Records from a data collection
• • • • •

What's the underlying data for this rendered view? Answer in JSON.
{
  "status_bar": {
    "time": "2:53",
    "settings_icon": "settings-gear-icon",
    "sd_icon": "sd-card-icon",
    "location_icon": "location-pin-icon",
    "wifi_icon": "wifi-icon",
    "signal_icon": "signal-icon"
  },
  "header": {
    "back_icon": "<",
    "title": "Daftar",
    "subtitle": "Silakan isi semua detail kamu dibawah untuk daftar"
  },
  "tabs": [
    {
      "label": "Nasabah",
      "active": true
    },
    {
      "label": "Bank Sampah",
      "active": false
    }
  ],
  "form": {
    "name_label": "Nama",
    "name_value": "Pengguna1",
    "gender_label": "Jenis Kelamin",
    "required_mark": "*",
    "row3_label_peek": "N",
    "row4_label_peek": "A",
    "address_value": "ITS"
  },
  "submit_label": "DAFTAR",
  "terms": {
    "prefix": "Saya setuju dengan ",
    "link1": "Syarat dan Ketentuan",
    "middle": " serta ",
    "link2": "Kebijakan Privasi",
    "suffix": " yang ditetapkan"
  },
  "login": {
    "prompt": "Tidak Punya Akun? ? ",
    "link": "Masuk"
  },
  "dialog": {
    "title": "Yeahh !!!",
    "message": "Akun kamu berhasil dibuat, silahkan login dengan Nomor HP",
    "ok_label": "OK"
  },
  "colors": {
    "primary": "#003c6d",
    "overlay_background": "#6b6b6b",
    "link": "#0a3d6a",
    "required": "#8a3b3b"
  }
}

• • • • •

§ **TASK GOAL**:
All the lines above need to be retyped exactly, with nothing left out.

§ **TASK OUTPUT**:
What's the underlying data for this rendered view? Answer in JSON.
{
  "status_bar": {
    "time": "2:53",
    "settings_icon": "settings-gear-icon",
    "sd_icon": "sd-card-icon",
    "location_icon": "location-pin-icon",
    "wifi_icon": "wifi-icon",
    "signal_icon": "signal-icon"
  },
  "header": {
    "back_icon": "<",
    "title": "Daftar",
    "subtitle": "Silakan isi semua detail kamu dibawah untuk daftar"
  },
  "tabs": [
    {
      "label": "Nasabah",
      "active": true
    },
    {
      "label": "Bank Sampah",
      "active": false
    }
  ],
  "form": {
    "name_label": "Nama",
    "name_value": "Pengguna1",
    "gender_label": "Jenis Kelamin",
    "required_mark": "*",
    "row3_label_peek": "N",
    "row4_label_peek": "A",
    "address_value": "ITS"
  },
  "submit_label": "DAFTAR",
  "terms": {
    "prefix": "Saya setuju dengan ",
    "link1": "Syarat dan Ketentuan",
    "middle": " serta ",
    "link2": "Kebijakan Privasi",
    "suffix": " yang ditetapkan"
  },
  "login": {
    "prompt": "Tidak Punya Akun? ? ",
    "link": "Masuk"
  },
  "dialog": {
    "title": "Yeahh !!!",
    "message": "Akun kamu berhasil dibuat, silahkan login dengan Nomor HP",
    "ok_label": "OK"
  },
  "colors": {
    "primary": "#003c6d",
    "overlay_background": "#6b6b6b",
    "link": "#0a3d6a",
    "required": "#8a3b3b"
  }
}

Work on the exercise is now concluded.